Later, Cox, Ross and Rubenstein came up with their own explanation by creating ‘trees’ that visually represented this idea of random walks. Combined with he Black-Scholes idea of ‘risk-neutral valuation’, this led to an option valuation model far more applicable than Black-Scholes.
We will build up to the famous Black-Scholes equation using cashflows and greeks from earlier classes in this series. We will avoid using unnecessary mathematics unlike many academic text books. We will investigate the Black-Scholes pricing formula and correct misstatements people often make like ‘N(d1) is delta’ and ‘at-the-money options have a 50 delta’
An awareness of options pricing, preferably via a course like Option Pricing 1, part of this series or classes.
• Does option valuation require probabilities?
• Risk-neutral valuation and risk-neutral portfolios
• Replicating portfolios
Black-Scholes pricing formula
• Cashflows on a hedged option trade; costs and benefits
• Applying the formula
• The ‘0.4 rule – pricing options in our head

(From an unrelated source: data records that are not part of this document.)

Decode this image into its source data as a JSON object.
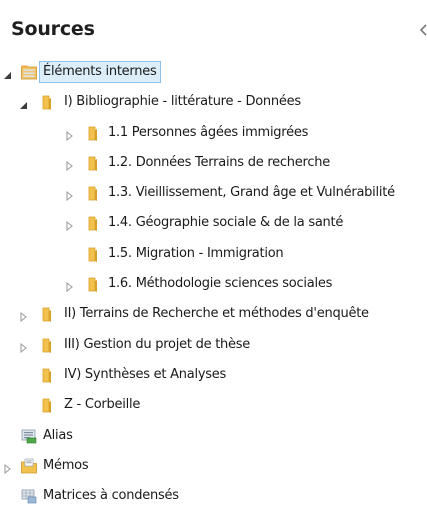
{
  "panel": {
    "title": "Sources",
    "collapse_icon": "chevron-left-icon"
  },
  "tree": [
    {
      "label": "Éléments internes",
      "level": 0,
      "state": "expanded",
      "icon": "internal-sources-icon",
      "selected": true
    },
    {
      "label": "I) Bibliographie - littérature - Données",
      "level": 1,
      "state": "expanded",
      "icon": "folder-icon"
    },
    {
      "label": "1.1 Personnes âgées immigrées",
      "level": 2,
      "state": "collapsed",
      "icon": "folder-icon"
    },
    {
      "label": "1.2. Données Terrains de recherche",
      "level": 2,
      "state": "collapsed",
      "icon": "folder-icon"
    },
    {
      "label": "1.3. Vieillissement, Grand âge et Vulnérabilité",
      "level": 2,
      "state": "collapsed",
      "icon": "folder-icon"
    },
    {
      "label": "1.4. Géographie sociale & de la santé",
      "level": 2,
      "state": "collapsed",
      "icon": "folder-icon"
    },
    {
      "label": "1.5. Migration - Immigration",
      "level": 2,
      "state": "none",
      "icon": "folder-icon"
    },
    {
      "label": "1.6. Méthodologie sciences sociales",
      "level": 2,
      "state": "collapsed",
      "icon": "folder-icon"
    },
    {
      "label": "II) Terrains de Recherche et méthodes d'enquête",
      "level": 1,
      "state": "collapsed",
      "icon": "folder-icon"
    },
    {
      "label": "III) Gestion du projet de thèse",
      "level": 1,
      "state": "collapsed",
      "icon": "folder-icon"
    },
    {
      "label": "IV) Synthèses et Analyses",
      "level": 1,
      "state": "none",
      "icon": "folder-icon"
    },
    {
      "label": "Z - Corbeille",
      "level": 1,
      "state": "none",
      "icon": "folder-icon"
    },
    {
      "label": "Alias",
      "level": 0,
      "state": "none",
      "icon": "alias-icon"
    },
    {
      "label": "Mémos",
      "level": 0,
      "state": "collapsed",
      "icon": "memo-folder-icon"
    },
    {
      "label": "Matrices à condensés",
      "level": 0,
      "state": "none",
      "icon": "matrix-icon"
    }
  ],
  "colors": {
    "folder": "#f2c14e",
    "folder_dark": "#d9a028",
    "selection_bg": "#ddeefb",
    "selection_border": "#8fc3ee",
    "arrow_collapsed": "#a0a0a0",
    "arrow_expanded": "#3c3c3c"
  }
}
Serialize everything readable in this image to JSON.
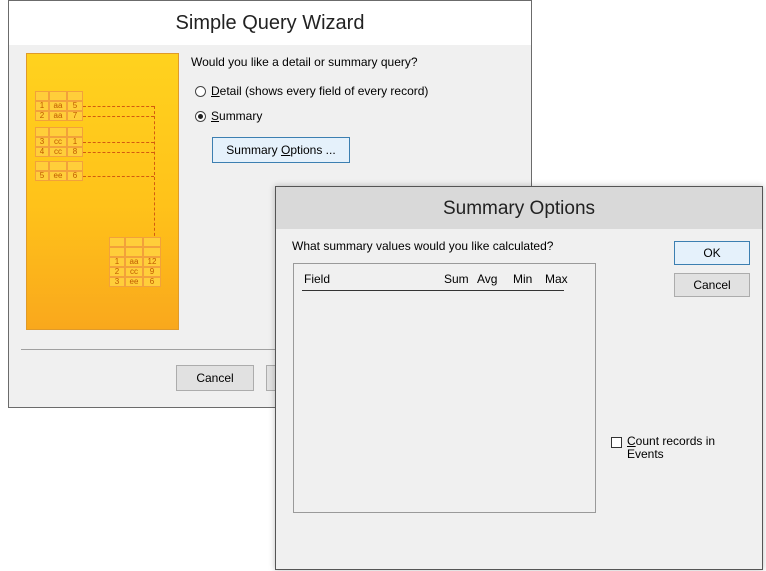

• Correcting myths about delta: N(d1) and 59 delta options
This class is offered in four separate half-day units that run concurrently. These can be taken separately but there are themes that run through the units.
WHO SHOULD TAKE THIS COURSE?
Aimed at staff and clients who want to understand the inner working of option valuation. It is not necessarily just for those who are actually involved in valuation in practice
These courses are included in this module